Top of Task inputs

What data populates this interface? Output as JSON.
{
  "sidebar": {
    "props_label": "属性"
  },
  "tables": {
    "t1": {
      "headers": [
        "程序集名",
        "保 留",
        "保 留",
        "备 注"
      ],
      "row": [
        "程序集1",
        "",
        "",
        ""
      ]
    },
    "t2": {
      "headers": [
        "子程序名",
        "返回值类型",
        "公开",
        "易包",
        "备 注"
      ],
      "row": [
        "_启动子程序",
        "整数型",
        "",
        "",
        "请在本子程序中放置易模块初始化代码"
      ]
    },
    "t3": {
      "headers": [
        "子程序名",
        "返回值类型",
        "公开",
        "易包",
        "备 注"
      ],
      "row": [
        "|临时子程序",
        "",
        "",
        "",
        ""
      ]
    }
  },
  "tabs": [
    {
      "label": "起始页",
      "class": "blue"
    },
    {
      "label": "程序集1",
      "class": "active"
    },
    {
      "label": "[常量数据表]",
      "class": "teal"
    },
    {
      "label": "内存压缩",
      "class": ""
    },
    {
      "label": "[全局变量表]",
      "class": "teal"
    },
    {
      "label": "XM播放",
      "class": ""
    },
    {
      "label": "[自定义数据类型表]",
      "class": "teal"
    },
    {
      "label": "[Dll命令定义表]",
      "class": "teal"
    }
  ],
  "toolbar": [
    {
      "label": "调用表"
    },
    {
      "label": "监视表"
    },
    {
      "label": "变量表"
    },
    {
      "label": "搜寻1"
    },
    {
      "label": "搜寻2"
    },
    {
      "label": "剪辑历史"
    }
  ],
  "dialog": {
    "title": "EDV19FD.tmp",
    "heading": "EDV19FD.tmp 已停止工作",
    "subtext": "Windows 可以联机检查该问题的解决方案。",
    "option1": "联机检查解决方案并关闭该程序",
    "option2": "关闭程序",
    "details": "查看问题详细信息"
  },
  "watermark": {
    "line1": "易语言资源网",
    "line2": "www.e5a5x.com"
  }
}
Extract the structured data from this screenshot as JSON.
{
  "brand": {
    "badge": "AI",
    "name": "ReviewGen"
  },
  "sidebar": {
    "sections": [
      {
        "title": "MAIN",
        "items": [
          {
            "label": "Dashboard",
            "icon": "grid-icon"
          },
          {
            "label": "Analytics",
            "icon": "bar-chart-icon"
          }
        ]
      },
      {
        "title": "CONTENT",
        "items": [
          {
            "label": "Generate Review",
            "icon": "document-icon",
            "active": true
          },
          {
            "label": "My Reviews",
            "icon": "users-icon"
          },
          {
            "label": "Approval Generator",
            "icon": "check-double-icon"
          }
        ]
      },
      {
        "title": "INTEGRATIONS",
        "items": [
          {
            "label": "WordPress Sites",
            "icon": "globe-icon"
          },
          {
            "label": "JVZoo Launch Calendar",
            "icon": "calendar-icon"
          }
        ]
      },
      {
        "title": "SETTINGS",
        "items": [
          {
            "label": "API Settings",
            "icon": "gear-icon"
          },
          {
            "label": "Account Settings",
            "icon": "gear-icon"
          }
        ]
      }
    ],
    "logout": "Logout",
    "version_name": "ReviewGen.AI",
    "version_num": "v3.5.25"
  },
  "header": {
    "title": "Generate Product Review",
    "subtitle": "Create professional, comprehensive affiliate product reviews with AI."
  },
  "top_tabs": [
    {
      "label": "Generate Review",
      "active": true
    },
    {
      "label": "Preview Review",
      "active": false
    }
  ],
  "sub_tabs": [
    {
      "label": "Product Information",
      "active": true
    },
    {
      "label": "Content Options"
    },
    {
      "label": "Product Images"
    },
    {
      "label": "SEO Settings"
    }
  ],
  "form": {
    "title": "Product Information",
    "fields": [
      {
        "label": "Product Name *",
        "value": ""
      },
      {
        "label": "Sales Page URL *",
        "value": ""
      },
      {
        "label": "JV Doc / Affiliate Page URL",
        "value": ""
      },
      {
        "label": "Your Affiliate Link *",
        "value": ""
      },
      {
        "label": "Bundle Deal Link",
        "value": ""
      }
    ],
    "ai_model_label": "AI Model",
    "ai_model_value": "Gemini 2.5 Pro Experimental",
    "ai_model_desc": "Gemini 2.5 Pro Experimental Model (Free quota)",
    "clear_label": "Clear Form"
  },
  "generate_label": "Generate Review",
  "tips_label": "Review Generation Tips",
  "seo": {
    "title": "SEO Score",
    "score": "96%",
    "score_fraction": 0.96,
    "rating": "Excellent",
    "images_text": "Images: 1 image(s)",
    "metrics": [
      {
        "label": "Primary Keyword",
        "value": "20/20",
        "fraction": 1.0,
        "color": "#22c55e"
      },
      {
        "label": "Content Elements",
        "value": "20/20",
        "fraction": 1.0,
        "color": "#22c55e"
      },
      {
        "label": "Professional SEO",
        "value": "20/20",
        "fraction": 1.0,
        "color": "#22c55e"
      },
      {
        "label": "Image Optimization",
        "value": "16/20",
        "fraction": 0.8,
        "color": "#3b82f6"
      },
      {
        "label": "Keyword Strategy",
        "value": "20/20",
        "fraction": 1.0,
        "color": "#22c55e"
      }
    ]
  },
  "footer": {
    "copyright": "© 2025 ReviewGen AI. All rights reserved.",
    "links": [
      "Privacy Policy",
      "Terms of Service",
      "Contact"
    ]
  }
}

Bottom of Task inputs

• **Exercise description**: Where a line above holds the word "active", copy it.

• **Solution to this problem**:
      "class": "active"
            "active": true
      "active": true
      "active": false
      "active": true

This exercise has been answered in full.